Wanderers fans would have to wait another twenty-four years before they reached the final again.

During that wait, Bolton would record their highest ever attendance during a fifth round tie against Manchester City in 1933. A crowd of 69,912 saw City win 4-2 at Burnden Park. It remains the 11th highest club attendance in English football.

With Nat Lofthouse leading the line in 1953, Bolton Wanderers threw away a 3-1 lead to lose 4-3 against Blackpool in the ‘Matthews final’.

But Lofty would have his moment to shine in the cup five years later. Wanderers’ greatest player scored both goals in the 1958 FA Cup final as Bolton beat Manchester United 2-0.

Wanderers’ fourth FA Cup triumph would mark the last time the club have reached the final.

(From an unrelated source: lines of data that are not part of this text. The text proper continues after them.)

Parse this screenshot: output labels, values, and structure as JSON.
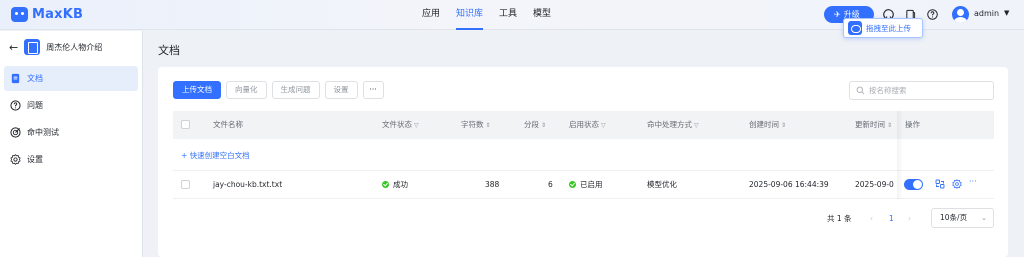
{
  "app": {
    "name": "MaxKB"
  },
  "nav": {
    "items": [
      "应用",
      "知识库",
      "工具",
      "模型"
    ],
    "active": "知识库"
  },
  "header": {
    "upgrade_label": "升级",
    "username": "admin"
  },
  "floating_widget": {
    "label": "拖拽至此上传"
  },
  "sidebar": {
    "knowledge_name": "周杰伦人物介绍",
    "items": [
      {
        "label": "文档",
        "icon": "document-icon",
        "active": true
      },
      {
        "label": "问题",
        "icon": "question-circle-icon",
        "active": false
      },
      {
        "label": "命中测试",
        "icon": "target-icon",
        "active": false
      },
      {
        "label": "设置",
        "icon": "gear-icon",
        "active": false
      }
    ]
  },
  "page": {
    "title": "文档"
  },
  "toolbar": {
    "upload": "上传文档",
    "vectorize": "向量化",
    "generate_questions": "生成问题",
    "settings": "设置",
    "more": "···"
  },
  "search": {
    "placeholder": "按名称搜索",
    "value": ""
  },
  "table": {
    "columns": {
      "name": "文件名称",
      "status": "文件状态",
      "chars": "字符数",
      "segments": "分段",
      "enable_status": "启用状态",
      "hit_handling": "命中处理方式",
      "created": "创建时间",
      "updated": "更新时间",
      "actions": "操作"
    },
    "quick_create": "+ 快速创建空白文档",
    "rows": [
      {
        "name": "jay-chou-kb.txt.txt",
        "status": "成功",
        "chars": "388",
        "segments": "6",
        "enable_status": "已启用",
        "hit_handling": "模型优化",
        "created": "2025-09-06 16:44:39",
        "updated": "2025-09-0",
        "enabled": true
      }
    ]
  },
  "pagination": {
    "total": "共 1 条",
    "current_page": "1",
    "page_size": "10条/页"
  },
  "colors": {
    "primary": "#3370ff",
    "success": "#34c724",
    "text": "#1f2329",
    "muted": "#646a73"
  }
}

The furthest they have reached since is the semi-finals, with both games ending in heartbreaking circumstances.

In Sam Allardyce’s first season as manager, Bolton reached the semi-finals of the Play-Offs, League Cup and the FA Cup, failing to reach the final in all competitions.

The FA Cup game was particularly memorable for all the wrong reasons. Facing Aston Villa at Wembley, Wanderers had the perfect opportunity to take the lead deep into stoppage time. With the score at 0-0, Eidur Gudjohnsen teed up Dean Holdsworth with what looked like the easiest of tap ins. However, Holdsworth skied the chance & Villa went on to win on penalties.

Then in 2011... well you know how that game ended.

Bolton Wanderers have a long and varied history with the FA Cup. During the Rioch era, it was the White Hot days. Fans went to grounds like Anfield, Goodison Park and Highbury thinking anything was possible, and walked away believing that. That was the magic of the FA Cup.

Since dropping from the Premier League in 2012, Bolton haven’t made it past the fourth round. Aside from Zach Clough’s debut goal against Wigan Athletic and a plucky draw against Liverpool at Anfield, Wanderers haven’t a stand out moment in the FA Cup.

The club is crying out for a moment like McGinlay’s leaping header vs Liverpool or Chungy’s dramatic winner against Birmingham City.

Do I expect Wanderers to reach the final in the near future? Absolutely not.

What I’d really love to see is a convincing win against Walsall on Saturday.

Just for one day. Forget the turgid football. Forget the fact we’ve won twice in twenty-two games. Forget the crippling off-field issues and new registration embargo.

The FA Cup could be a wonderful escape from the apathetic veil surrounding Wanderers at this time.

For one game, Wanderers should believe in the magic of the FA Cup. Because we genuinely have nothing else.